Work item:
Look for the word "content". Copy every line of the listing where it occurs.

Entries supplied:

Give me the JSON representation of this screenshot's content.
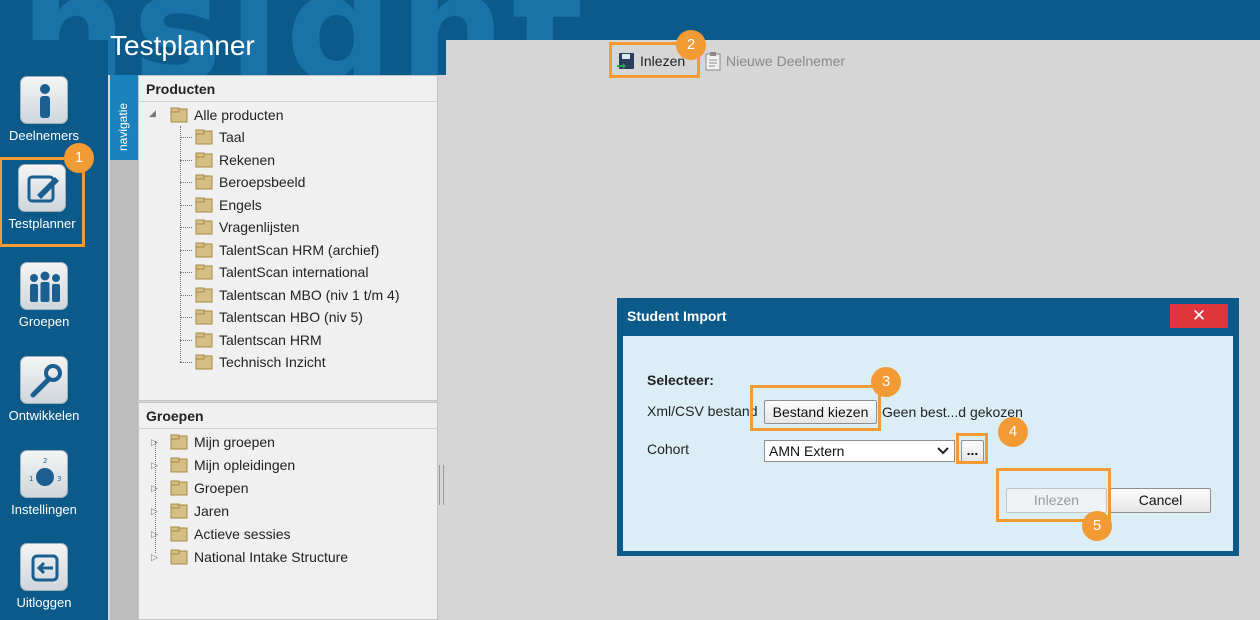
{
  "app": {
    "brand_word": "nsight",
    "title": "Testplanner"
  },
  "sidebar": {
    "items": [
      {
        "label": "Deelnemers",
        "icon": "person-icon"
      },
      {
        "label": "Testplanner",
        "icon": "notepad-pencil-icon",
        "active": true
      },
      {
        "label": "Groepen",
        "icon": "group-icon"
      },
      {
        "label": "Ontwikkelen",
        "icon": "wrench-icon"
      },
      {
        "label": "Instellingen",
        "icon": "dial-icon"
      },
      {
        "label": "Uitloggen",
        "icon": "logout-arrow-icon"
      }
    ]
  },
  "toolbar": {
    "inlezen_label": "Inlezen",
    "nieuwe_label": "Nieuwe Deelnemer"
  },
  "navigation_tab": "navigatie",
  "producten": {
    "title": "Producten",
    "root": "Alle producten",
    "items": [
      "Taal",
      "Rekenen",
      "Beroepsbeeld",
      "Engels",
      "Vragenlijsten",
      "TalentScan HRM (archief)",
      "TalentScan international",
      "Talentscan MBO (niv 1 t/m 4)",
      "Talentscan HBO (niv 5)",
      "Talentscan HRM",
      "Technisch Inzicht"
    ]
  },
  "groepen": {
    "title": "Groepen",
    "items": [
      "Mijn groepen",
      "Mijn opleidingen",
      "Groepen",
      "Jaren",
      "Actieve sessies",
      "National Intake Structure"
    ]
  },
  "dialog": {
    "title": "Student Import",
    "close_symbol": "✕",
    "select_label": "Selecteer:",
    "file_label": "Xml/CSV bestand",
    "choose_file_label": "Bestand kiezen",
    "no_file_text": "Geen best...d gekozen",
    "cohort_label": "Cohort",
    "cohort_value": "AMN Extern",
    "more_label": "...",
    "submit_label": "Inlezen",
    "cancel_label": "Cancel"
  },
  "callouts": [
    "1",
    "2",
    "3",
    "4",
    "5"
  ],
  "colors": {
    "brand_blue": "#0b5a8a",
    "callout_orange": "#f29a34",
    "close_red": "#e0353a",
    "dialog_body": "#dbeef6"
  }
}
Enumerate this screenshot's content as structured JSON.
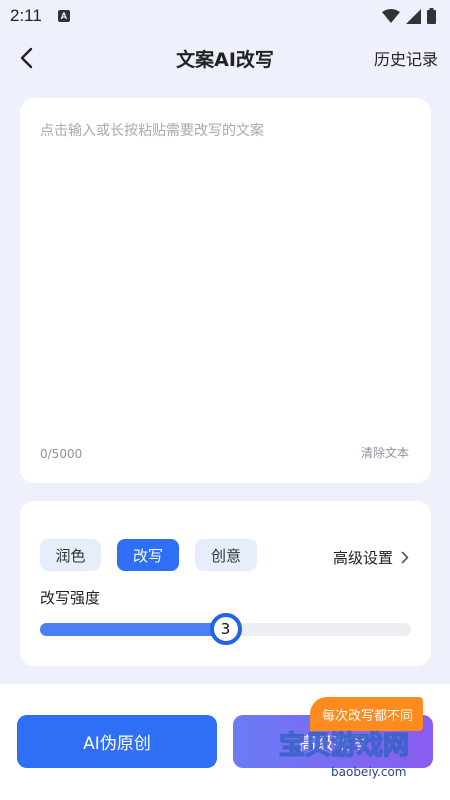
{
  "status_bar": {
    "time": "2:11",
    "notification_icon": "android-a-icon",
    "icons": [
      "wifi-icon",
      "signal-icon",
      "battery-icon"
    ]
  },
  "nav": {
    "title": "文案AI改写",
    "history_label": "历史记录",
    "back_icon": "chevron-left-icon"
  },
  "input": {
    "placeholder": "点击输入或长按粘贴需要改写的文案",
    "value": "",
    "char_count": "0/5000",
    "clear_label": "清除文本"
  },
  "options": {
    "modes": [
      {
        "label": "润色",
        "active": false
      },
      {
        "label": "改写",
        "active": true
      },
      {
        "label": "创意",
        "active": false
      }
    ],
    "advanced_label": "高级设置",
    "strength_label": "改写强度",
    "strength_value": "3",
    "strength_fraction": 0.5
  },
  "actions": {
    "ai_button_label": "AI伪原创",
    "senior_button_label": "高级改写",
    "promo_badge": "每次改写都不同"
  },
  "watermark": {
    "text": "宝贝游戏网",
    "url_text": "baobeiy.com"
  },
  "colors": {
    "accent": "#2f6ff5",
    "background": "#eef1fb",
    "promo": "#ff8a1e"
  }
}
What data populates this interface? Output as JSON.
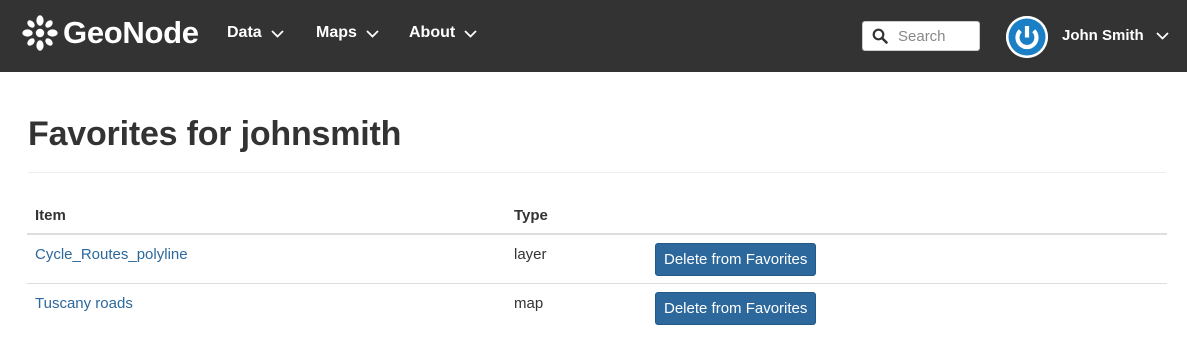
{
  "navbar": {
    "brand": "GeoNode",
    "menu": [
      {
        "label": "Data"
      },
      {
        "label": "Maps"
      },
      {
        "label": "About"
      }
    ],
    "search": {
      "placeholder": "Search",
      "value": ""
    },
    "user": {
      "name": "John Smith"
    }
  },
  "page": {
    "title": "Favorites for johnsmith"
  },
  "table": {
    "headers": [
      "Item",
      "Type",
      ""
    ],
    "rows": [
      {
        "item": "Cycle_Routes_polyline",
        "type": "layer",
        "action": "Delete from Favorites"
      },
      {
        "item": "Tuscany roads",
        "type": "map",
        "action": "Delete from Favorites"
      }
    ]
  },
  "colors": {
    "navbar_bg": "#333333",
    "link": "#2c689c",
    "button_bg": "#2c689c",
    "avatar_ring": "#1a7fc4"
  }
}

Exercise result:
Give me the JSON representation of this screenshot's content.
Enumerate this screenshot's content as structured JSON.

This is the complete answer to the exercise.